Colin Melvin, Chair, Social Stock Exchange
Please give us a bit of background on yourself, and how your organization plays a leadership role in the impact investing space.
I am a thought leader and agent for positive change in the investment industry. I have been at the forefront of global developments in corporate leadership, stewardship and sustainability and responsible investment for over twenty years and have international experience from the investor and corporate perspectives in challenging strategy, promoting effective risk management and corporate governance and developing well-aligned incentives. I also have a strong network of contacts at the most senior levels within the world's largest investment institutions and listed companies and expertise in building trust and adding value to boards in industries with particular stakeholder challenges having worked with companies to improve their relationships and performance. Amongst many initiatives, I was a co-founder and first Chair of the UN Principles for Responsible Investment.
The Social Stock Exchange, for which I am currently Chair, is the home of positive impact. It provides access to the world’s first regulated exchange dedicated to businesses and investors seeking to achieve a positive social and environmental impact through their activities. To be listed on SSX, a company must pass its stringent validation process. These companies can be big or small, so long as they have the potential to deliver viable returns and can demonstrate how they will adhere to their own social and/or environmental mandates and missions. Investors can be confident that their money is being invested in credible, social or environmental companies. And business owners can rest assured that their investments are in excellent company.
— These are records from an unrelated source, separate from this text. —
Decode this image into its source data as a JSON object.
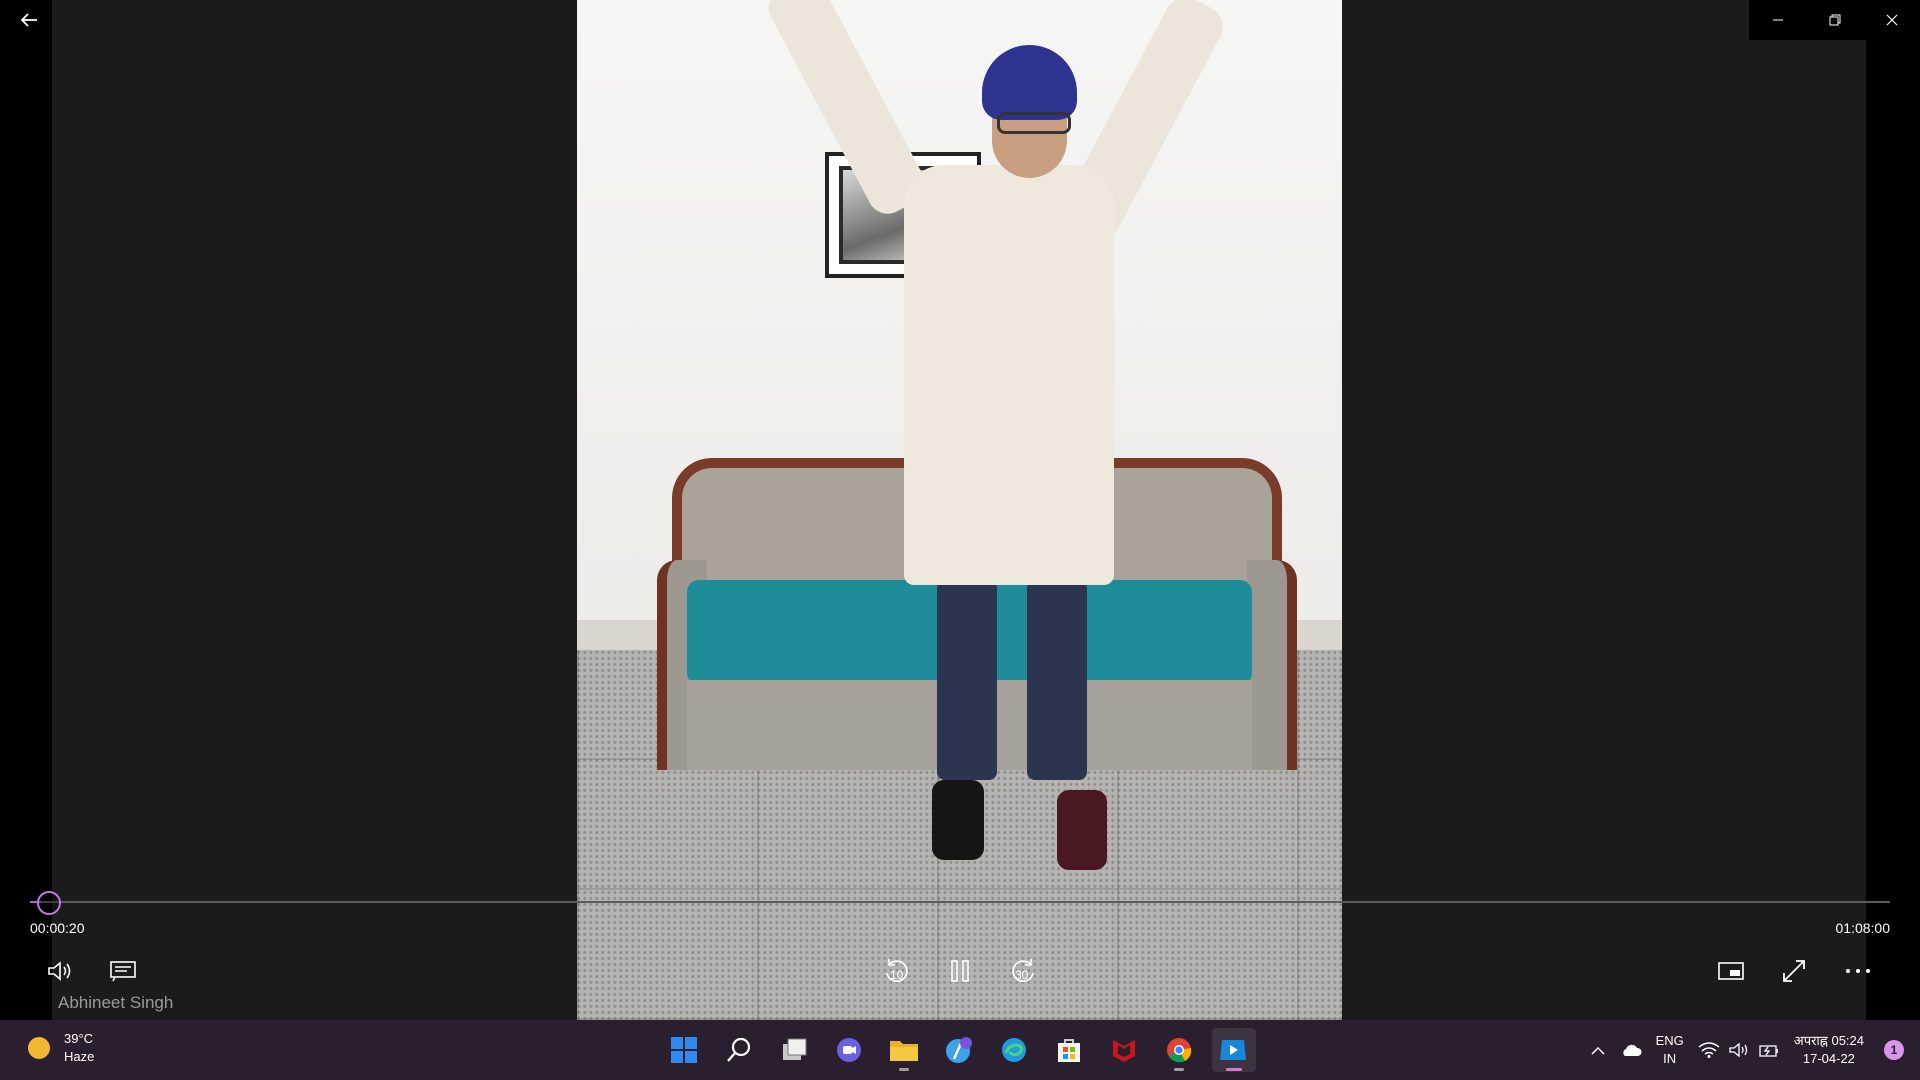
{
  "player": {
    "current_time": "00:00:20",
    "total_time": "01:08:00",
    "progress_fraction": 0.005,
    "video_title": "Abhineet Singh",
    "skip_back_label": "10",
    "skip_forward_label": "30",
    "accent_color": "#b25bd6"
  },
  "window": {
    "back_icon": "back-arrow-icon",
    "minimize_icon": "minimize-icon",
    "restore_icon": "restore-icon",
    "close_icon": "close-icon"
  },
  "taskbar": {
    "weather_temp": "39°C",
    "weather_desc": "Haze",
    "apps": [
      "start-icon",
      "search-icon",
      "task-view-icon",
      "chat-icon",
      "file-explorer-icon",
      "music-icon",
      "edge-icon",
      "store-icon",
      "mcafee-icon",
      "chrome-icon",
      "media-player-icon"
    ],
    "lang_line1": "ENG",
    "lang_line2": "IN",
    "clock_time": "अपराह्न 05:24",
    "clock_date": "17-04-22",
    "notification_count": "1"
  }
}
How well are companies adapting to the mainstreaming of purpose-driven finance? What ways is impact investing making headway, and where is it lagging?
Purpose-driven finance is best seen as a dialogue between the providers and users of capital, which leads to decisions and developments of mutual benefit. It is a way of expressing the broader and longer-term interests of investors, in a way which leads to an alignment of interests with the companies in which they invest, whether this be through actual engagement or dialogue with the board or market signals through investment decision-making. Corporate boards are adapting to its mainstreaming very well. Indeed many have welcomed this as a major improvement on the dismal short-term discussions with Wall Street and the City to which they had become accustomed.
Impact investment is making headway in many areas, including the definitions and measurement of impact. The next stage of its development will be a recognition of the interdependence of companies and their investors and a resulting need to understand and quantify wealth creation in a broader sense than short-term monetary gain.
What challenges do you see for the future of purpose-driven finance?
Purpose-driven finance will need to achieve better articulation of purpose in the context of long-term business success. That is to adopt a pragmatic approach based on genuine dialogue between the providers and users of capital.
What will you be discussing at The Economist's Impact Investing event in New York on February 15?
As an investment industry, we know that we are investing in ways which damage society, economy and environment, but seem unable to stop. We are consistently encouraging the sale of the long term for the short term, allowing (supporting) externalisation of costs. With a practical and pragmatic orientation, I will consider purpose-driven finance and impact investment as indication a possible way forward.
To learn more about the Impact Investing event, click here.